Action item:
Find the lines of data that contain the string "screenshot", then list them.

Excerpts from an interface dataset:
======
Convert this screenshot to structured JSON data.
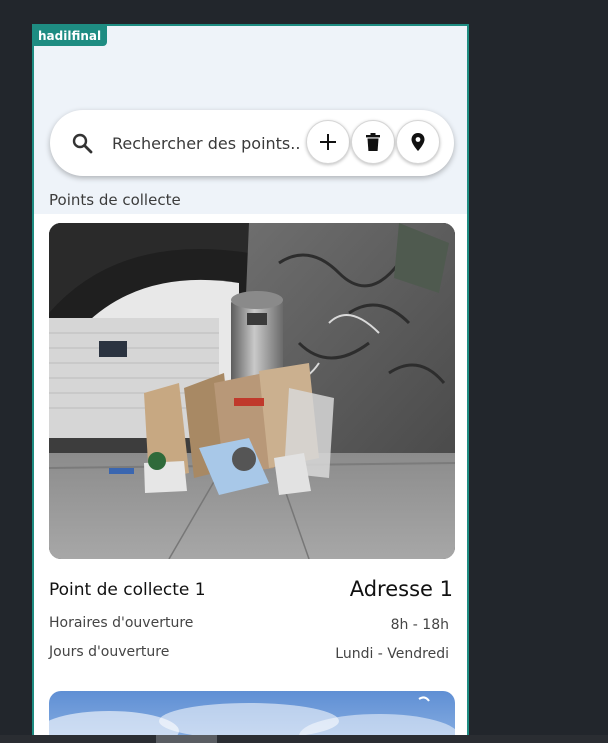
{
  "app": {
    "badge": "hadilfinal"
  },
  "search": {
    "placeholder": "Rechercher des points..."
  },
  "toolbar": {
    "add_icon": "plus-icon",
    "trash_icon": "trash-icon",
    "location_icon": "location-pin-icon"
  },
  "section": {
    "title": "Points de collecte"
  },
  "cards": [
    {
      "title": "Point de collecte 1",
      "address": "Adresse 1",
      "rows": [
        {
          "label": "Horaires d'ouverture",
          "value": "8h - 18h"
        },
        {
          "label": "Jours d'ouverture",
          "value": "Lundi - Vendredi"
        }
      ],
      "image": "photo-trash-bin-graffiti-wall"
    },
    {
      "image": "photo-sky-partial"
    }
  ],
  "colors": {
    "accent": "#1e8c82",
    "background": "#22262c",
    "header_bg": "#eef3f9"
  }
}
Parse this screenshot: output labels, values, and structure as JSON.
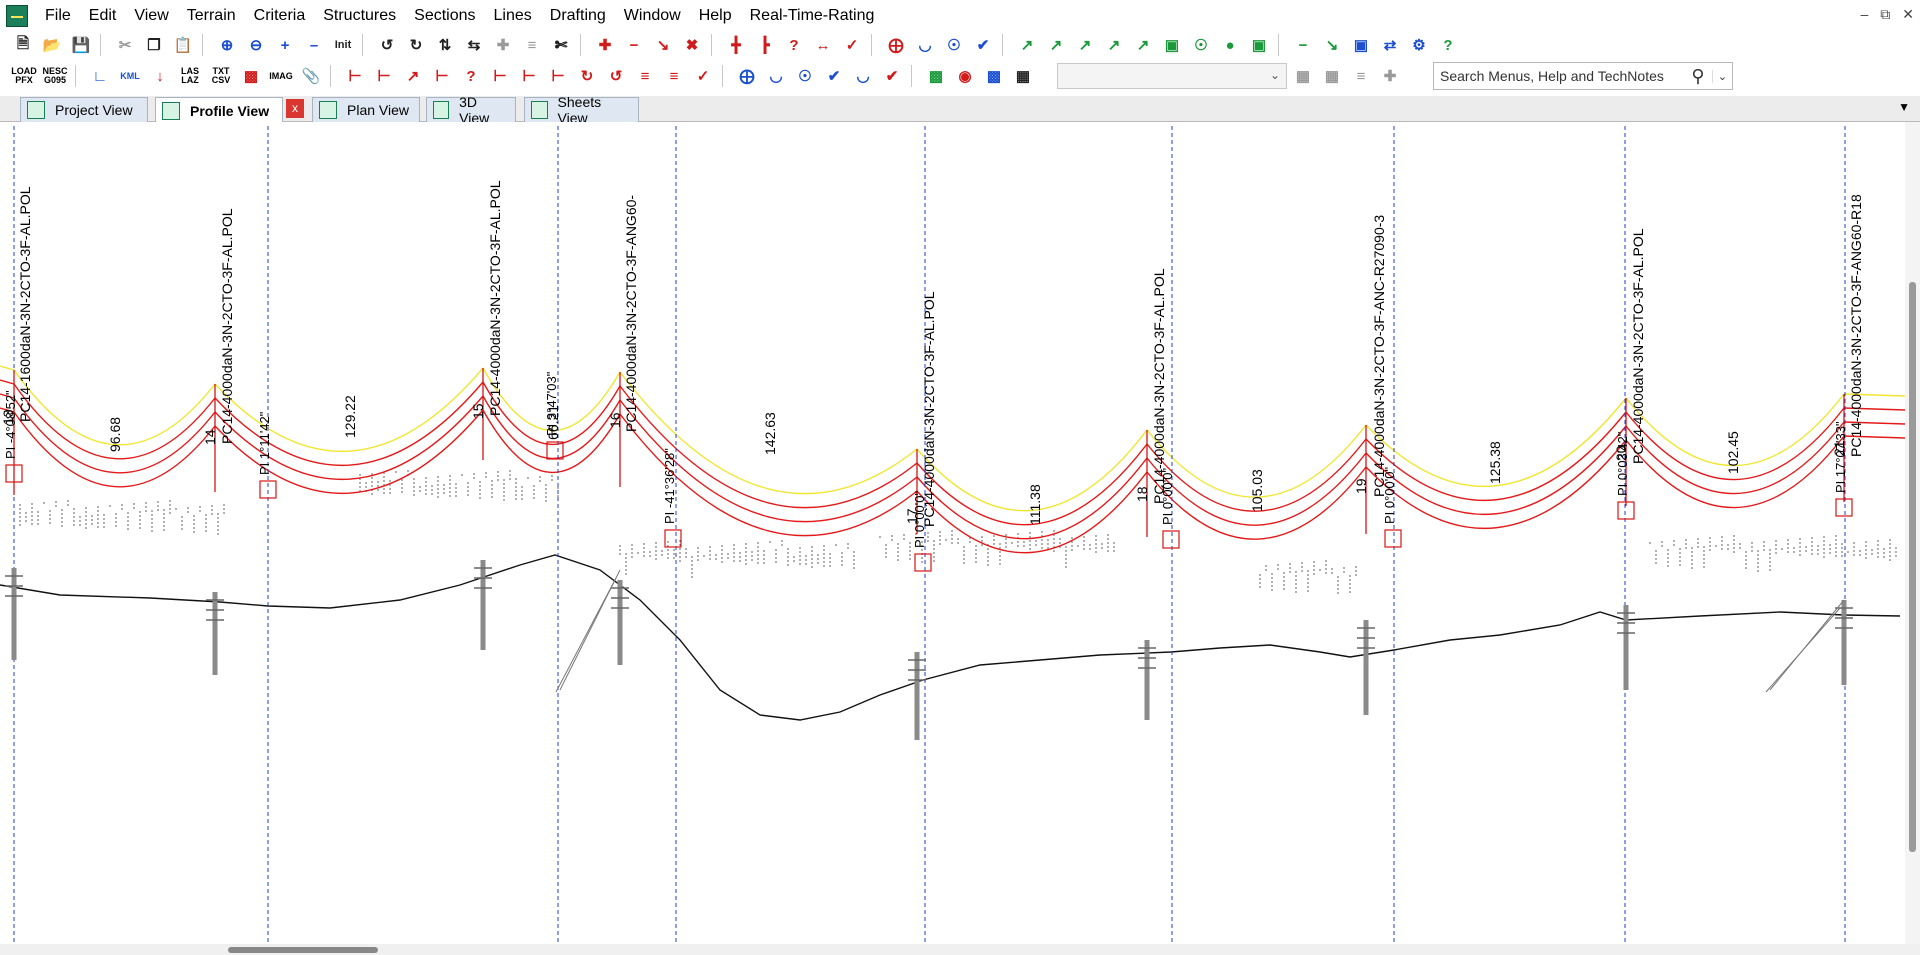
{
  "menu": {
    "items": [
      "File",
      "Edit",
      "View",
      "Terrain",
      "Criteria",
      "Structures",
      "Sections",
      "Lines",
      "Drafting",
      "Window",
      "Help",
      "Real-Time-Rating"
    ]
  },
  "toolbar2": {
    "load_pfx": "LOAD\nPFX",
    "nesc_g095": "NESC\nG095",
    "kml": "KML",
    "las_laz": "LAS\nLAZ",
    "txt_csv": "TXT\nCSV",
    "img": "IMAG"
  },
  "toolbar1": {
    "init_label": "Init"
  },
  "search": {
    "placeholder": "Search Menus, Help and TechNotes"
  },
  "tabs": [
    {
      "label": "Project View",
      "active": false
    },
    {
      "label": "Profile View",
      "active": true
    },
    {
      "label": "Plan View",
      "active": false
    },
    {
      "label": "3D View",
      "active": false
    },
    {
      "label": "Sheets View",
      "active": false
    }
  ],
  "tab_close": "x",
  "structures": [
    {
      "number": "13",
      "name": "PC14-1600daN-3N-2CTO-3F-AL.POL",
      "pi": "PI -4°08'52\""
    },
    {
      "number": "14",
      "name": "PC14-4000daN-3N-2CTO-3F-AL.POL",
      "pi": "PI 1°11'42\""
    },
    {
      "number": "15",
      "name": "PC14-4000daN-3N-2CTO-3F-AL.POL",
      "pi": "PI 3°47'03\""
    },
    {
      "number": "16",
      "name": "PC14-4000daN-3N-2CTO-3F-ANG60-",
      "pi": "PI -41°36'28\""
    },
    {
      "number": "17",
      "name": "PC14-4000daN-3N-2CTO-3F-AL.POL",
      "pi": "PI 0°00'0\""
    },
    {
      "number": "18",
      "name": "PC14-4000daN-3N-2CTO-3F-AL.POL",
      "pi": "PI 0°00'0\""
    },
    {
      "number": "19",
      "name": "PC14-4000daN-3N-2CTO-3F-ANC-R27090-3",
      "pi": "PI 0°00'0\""
    },
    {
      "number": "20",
      "name": "PC14-4000daN-3N-2CTO-3F-AL.POL",
      "pi": "PI 0°03'42\""
    },
    {
      "number": "21",
      "name": "PC14-4000daN-3N-2CTO-3F-ANG60-R18",
      "pi": "PI 17°07'33\""
    }
  ],
  "spans": [
    "96.68",
    "129.22",
    "66.21",
    "142.63",
    "111.38",
    "105.03",
    "125.38",
    "102.45"
  ],
  "colors": {
    "conductor": "#e41a1a",
    "shield_wire": "#f0e632",
    "ground": "#111111",
    "station_line": "#1f3fd6",
    "structure": "#d61414",
    "pole": "#8a8a8a"
  }
}
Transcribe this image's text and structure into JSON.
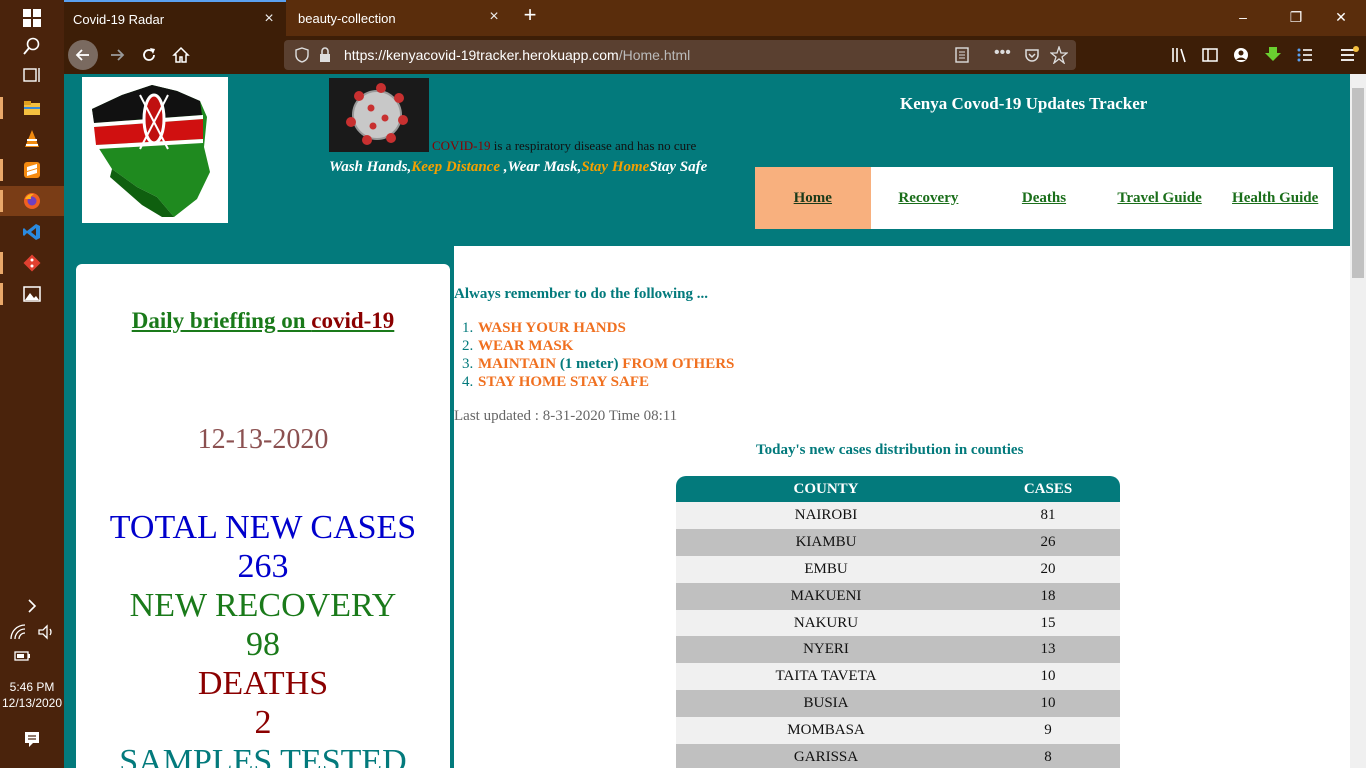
{
  "taskbar": {
    "time": "5:46 PM",
    "date": "12/13/2020"
  },
  "browser": {
    "tabs": [
      {
        "label": "Covid-19 Radar",
        "active": true
      },
      {
        "label": "beauty-collection",
        "active": false
      }
    ],
    "url_domain": "https://kenyacovid-19tracker.herokuapp.com",
    "url_path": "/Home.html"
  },
  "header": {
    "tagline_label": "COVID-19",
    "tagline_rest": " is a respiratory disease and has no cure",
    "slogan_1": "Wash Hands,",
    "slogan_2": "Keep Distance",
    "slogan_3": " ,Wear Mask,",
    "slogan_4": "Stay Home",
    "slogan_5": "Stay Safe",
    "site_title": "Kenya Covod-19 Updates Tracker",
    "menu": [
      "Home",
      "Recovery",
      "Deaths",
      "Travel Guide",
      "Health Guide"
    ]
  },
  "briefing": {
    "title_1": "Daily brieffing on ",
    "title_2": "covid-19",
    "date": "12-13-2020",
    "new_cases_label": "TOTAL NEW CASES",
    "new_cases": "263",
    "recovery_label": "NEW RECOVERY",
    "recovery": "98",
    "deaths_label": "DEATHS",
    "deaths": "2",
    "samples_label": "SAMPLES TESTED"
  },
  "content": {
    "remember": "Always remember to do the following ...",
    "todo": [
      {
        "num": "1.",
        "text": "WASH YOUR HANDS"
      },
      {
        "num": "2.",
        "text": "WEAR MASK"
      },
      {
        "num": "3.",
        "text_a": "MAINTAIN ",
        "text_b": "(1 meter)",
        "text_c": " FROM OTHERS"
      },
      {
        "num": "4.",
        "text": "STAY HOME STAY SAFE"
      }
    ],
    "updated": "Last updated : 8-31-2020 Time 08:11",
    "dist_title": "Today's new cases distribution in counties",
    "table_headers": [
      "COUNTY",
      "CASES"
    ],
    "table_rows": [
      [
        "NAIROBI",
        "81"
      ],
      [
        "KIAMBU",
        "26"
      ],
      [
        "EMBU",
        "20"
      ],
      [
        "MAKUENI",
        "18"
      ],
      [
        "NAKURU",
        "15"
      ],
      [
        "NYERI",
        "13"
      ],
      [
        "TAITA TAVETA",
        "10"
      ],
      [
        "BUSIA",
        "10"
      ],
      [
        "MOMBASA",
        "9"
      ],
      [
        "GARISSA",
        "8"
      ]
    ]
  },
  "colors": {
    "teal": "#037a7c",
    "orange": "#f07020",
    "menu_active": "#f8b07e",
    "green": "#1a7a1a",
    "dark_red": "#8b0000",
    "blue": "#0000cc"
  }
}
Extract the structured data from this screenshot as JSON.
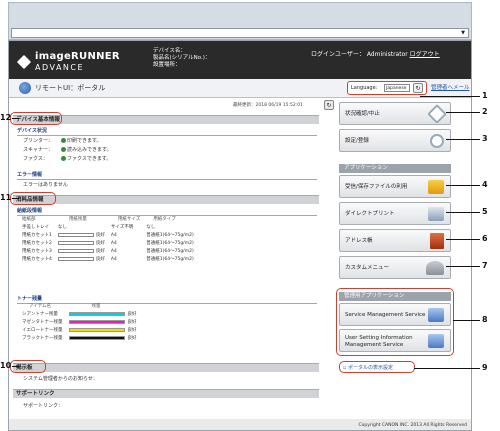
{
  "header": {
    "logo_line1": "imageRUNNER",
    "logo_line2": "ADVANCE",
    "device_name_label": "デバイス名：",
    "serial_label": "製品名(シリアルNo.)：",
    "location_label": "設置場所：",
    "login_user_label": "ログインユーザー：",
    "login_user": "Administrator",
    "logout": "ログアウト"
  },
  "titlebar": {
    "title": "リモートUI：ポータル",
    "language_label": "Language:",
    "language_value": "Japanese",
    "help_link": "管理者へメール"
  },
  "updated": "最終更新：2018 06/19 15:52:01",
  "sections": {
    "device_basic": "デバイス基本情報",
    "device_status": "デバイス状況",
    "status_rows": [
      {
        "label": "プリンター：",
        "value": "印刷できます。"
      },
      {
        "label": "スキャナー：",
        "value": "読み込みできます。"
      },
      {
        "label": "ファクス：",
        "value": "ファクスできます。"
      }
    ],
    "error_title": "エラー情報",
    "error_text": "エラーはありません",
    "consumables": "消耗品情報",
    "paper_title": "給紙段情報",
    "paper_headers": [
      "給紙部",
      "用紙残量",
      "用紙サイズ",
      "用紙タイプ"
    ],
    "paper_rows": [
      {
        "slot": "手差しトレイ",
        "remain": "なし",
        "size": "サイズ不明",
        "type": "なし"
      },
      {
        "slot": "用紙カセット1",
        "remain": "良好",
        "size": "A4",
        "type": "普通紙1(64～75g/m2)"
      },
      {
        "slot": "用紙カセット2",
        "remain": "良好",
        "size": "A4",
        "type": "普通紙1(64～75g/m2)"
      },
      {
        "slot": "用紙カセット3",
        "remain": "良好",
        "size": "A4",
        "type": "普通紙1(64～75g/m2)"
      },
      {
        "slot": "用紙カセット4",
        "remain": "良好",
        "size": "A4",
        "type": "普通紙1(64～75g/m2)"
      }
    ],
    "toner_title": "トナー残量",
    "toner_headers": [
      "アイテム名",
      "残量"
    ],
    "toner_rows": [
      {
        "name": "シアントナー残量",
        "state": "良好",
        "color": "#00d0e8"
      },
      {
        "name": "マゼンタトナー残量",
        "state": "良好",
        "color": "#e020c0"
      },
      {
        "name": "イエロートナー残量",
        "state": "良好",
        "color": "#f0e000"
      },
      {
        "name": "ブラックトナー残量",
        "state": "良好",
        "color": "#111111"
      }
    ],
    "message_board": "掲示板",
    "message_text": "システム管理者からのお知らせ：",
    "support": "サポートリンク",
    "support_text": "サポートリンク："
  },
  "right": {
    "status_button": "状況確認/中止",
    "settings_button": "設定/登録",
    "apps_header": "アプリケーション",
    "app_buttons": [
      "受信/保存ファイルの利用",
      "ダイレクトプリント",
      "アドレス帳",
      "カスタムメニュー"
    ],
    "mgmt_header": "管理用アプリケーション",
    "mgmt_buttons": [
      "Service Management Service",
      "User Setting Information\nManagement Service"
    ],
    "portal_settings": "ポータルの表示設定"
  },
  "callouts": [
    "1",
    "2",
    "3",
    "4",
    "5",
    "6",
    "7",
    "8",
    "9",
    "10",
    "11",
    "12"
  ],
  "footer": "Copyright CANON INC. 2013 All Rights Reserved",
  "colors": {
    "accent_red": "#d04030",
    "header_bg": "#2a2a2a",
    "section_bg": "#d0d2d6"
  }
}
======
The answer:
Convert this screenshot to structured JSON data.
Parse this screenshot: output labels, values, and structure as JSON.
Extract the structured data from this screenshot as JSON.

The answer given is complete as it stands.